Records from a dataset:
.....

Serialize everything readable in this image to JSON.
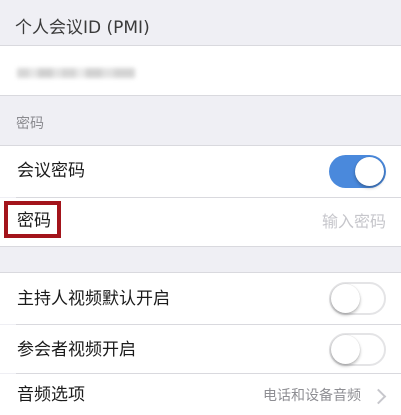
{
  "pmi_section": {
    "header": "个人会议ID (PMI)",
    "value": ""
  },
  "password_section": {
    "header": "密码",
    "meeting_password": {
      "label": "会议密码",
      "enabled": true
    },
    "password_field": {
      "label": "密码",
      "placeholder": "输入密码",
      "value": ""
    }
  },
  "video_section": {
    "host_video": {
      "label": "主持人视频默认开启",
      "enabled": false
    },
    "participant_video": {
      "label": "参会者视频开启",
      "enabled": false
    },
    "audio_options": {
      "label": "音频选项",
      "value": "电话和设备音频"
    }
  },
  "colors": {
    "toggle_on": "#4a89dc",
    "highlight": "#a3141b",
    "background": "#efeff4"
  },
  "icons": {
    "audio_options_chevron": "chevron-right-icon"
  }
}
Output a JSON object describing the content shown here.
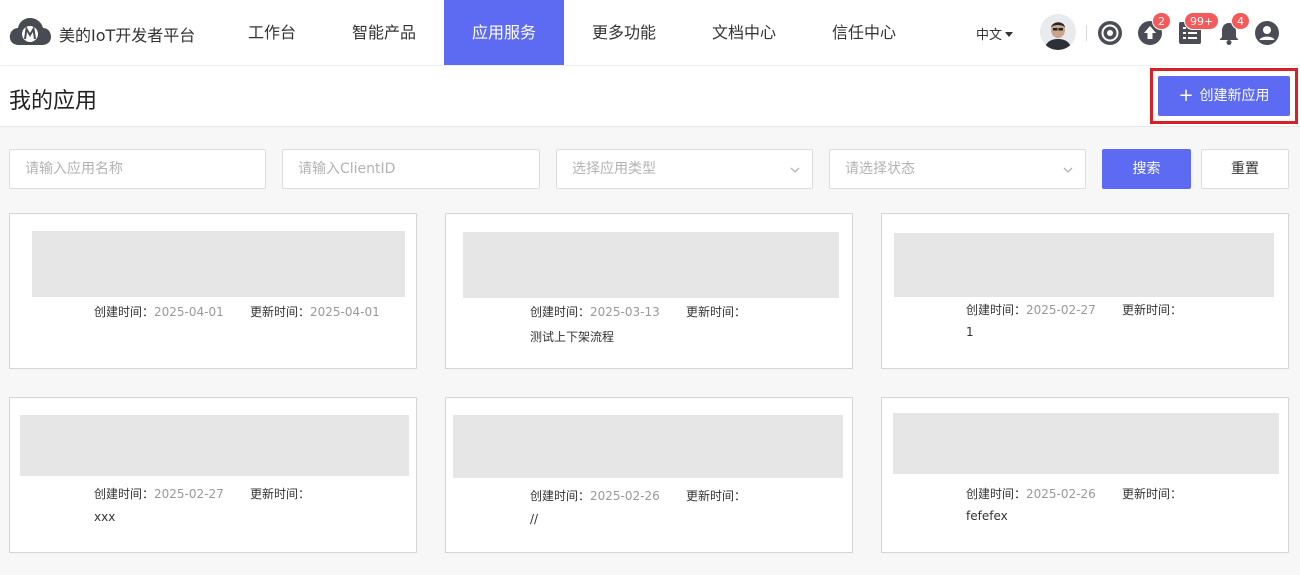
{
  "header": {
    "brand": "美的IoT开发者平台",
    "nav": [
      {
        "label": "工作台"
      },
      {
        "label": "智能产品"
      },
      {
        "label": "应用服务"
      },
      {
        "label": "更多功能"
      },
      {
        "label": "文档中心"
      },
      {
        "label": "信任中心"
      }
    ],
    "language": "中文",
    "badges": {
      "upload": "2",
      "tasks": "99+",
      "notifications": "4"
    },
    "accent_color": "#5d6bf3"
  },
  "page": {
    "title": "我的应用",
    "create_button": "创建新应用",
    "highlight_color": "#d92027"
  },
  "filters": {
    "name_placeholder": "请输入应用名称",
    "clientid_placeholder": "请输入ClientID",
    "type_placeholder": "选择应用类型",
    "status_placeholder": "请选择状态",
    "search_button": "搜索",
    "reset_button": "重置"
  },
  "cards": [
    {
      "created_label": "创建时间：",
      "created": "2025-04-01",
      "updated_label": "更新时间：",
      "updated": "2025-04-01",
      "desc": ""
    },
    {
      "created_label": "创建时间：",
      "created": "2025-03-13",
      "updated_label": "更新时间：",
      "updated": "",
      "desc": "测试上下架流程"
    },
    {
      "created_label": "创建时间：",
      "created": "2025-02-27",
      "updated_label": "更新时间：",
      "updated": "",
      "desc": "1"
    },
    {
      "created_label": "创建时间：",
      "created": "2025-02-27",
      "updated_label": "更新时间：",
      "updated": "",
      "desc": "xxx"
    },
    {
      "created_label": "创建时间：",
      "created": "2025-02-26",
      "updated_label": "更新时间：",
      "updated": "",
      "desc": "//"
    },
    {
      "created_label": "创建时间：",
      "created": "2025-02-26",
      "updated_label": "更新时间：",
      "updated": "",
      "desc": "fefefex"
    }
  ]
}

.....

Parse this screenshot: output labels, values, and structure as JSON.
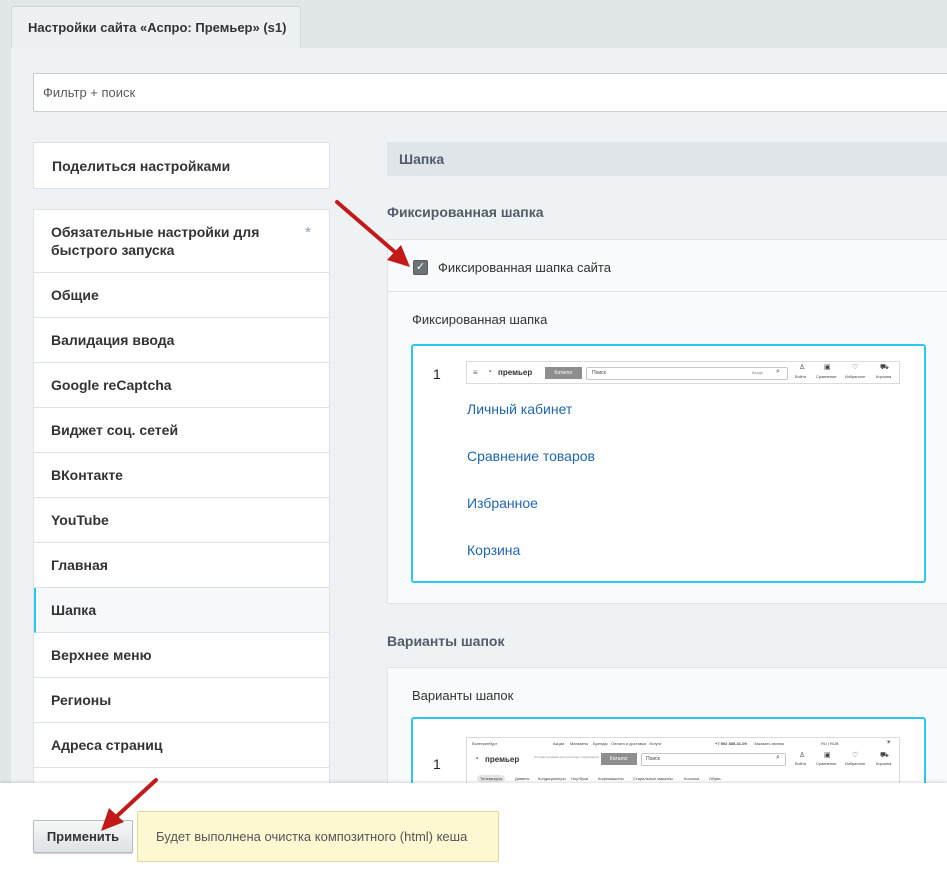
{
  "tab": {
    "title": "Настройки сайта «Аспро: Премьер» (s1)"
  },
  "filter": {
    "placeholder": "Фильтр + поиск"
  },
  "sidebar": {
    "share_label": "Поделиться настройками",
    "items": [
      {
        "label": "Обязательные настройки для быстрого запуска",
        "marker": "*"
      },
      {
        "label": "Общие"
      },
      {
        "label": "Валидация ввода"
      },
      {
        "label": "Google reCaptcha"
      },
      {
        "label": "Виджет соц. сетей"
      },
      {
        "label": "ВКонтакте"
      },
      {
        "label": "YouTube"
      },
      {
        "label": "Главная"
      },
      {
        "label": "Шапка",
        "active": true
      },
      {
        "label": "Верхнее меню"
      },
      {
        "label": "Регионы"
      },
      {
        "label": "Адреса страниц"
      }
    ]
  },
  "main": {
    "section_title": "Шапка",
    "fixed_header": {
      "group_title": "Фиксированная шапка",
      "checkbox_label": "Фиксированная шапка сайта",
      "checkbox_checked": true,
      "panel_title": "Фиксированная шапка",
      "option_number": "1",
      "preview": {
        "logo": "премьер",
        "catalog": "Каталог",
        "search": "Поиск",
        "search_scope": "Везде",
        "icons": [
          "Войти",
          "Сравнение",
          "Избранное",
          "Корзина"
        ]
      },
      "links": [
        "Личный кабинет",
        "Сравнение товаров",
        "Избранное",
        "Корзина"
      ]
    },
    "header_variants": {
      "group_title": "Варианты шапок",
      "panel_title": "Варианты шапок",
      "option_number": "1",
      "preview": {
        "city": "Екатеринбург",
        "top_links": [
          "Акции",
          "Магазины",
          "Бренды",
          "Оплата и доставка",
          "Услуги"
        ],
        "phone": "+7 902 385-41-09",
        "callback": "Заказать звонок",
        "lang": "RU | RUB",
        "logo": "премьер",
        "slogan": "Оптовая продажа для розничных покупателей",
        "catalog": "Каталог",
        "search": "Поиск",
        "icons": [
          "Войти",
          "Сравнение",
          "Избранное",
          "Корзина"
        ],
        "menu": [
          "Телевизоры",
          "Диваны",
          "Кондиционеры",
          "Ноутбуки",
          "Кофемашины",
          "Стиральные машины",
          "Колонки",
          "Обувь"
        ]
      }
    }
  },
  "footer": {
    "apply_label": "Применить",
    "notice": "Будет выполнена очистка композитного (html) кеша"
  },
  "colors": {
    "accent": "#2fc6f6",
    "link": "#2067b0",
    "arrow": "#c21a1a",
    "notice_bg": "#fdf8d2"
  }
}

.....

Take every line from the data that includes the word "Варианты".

Answer for the task:
      "group_title": "Варианты шапок",
      "panel_title": "Варианты шапок",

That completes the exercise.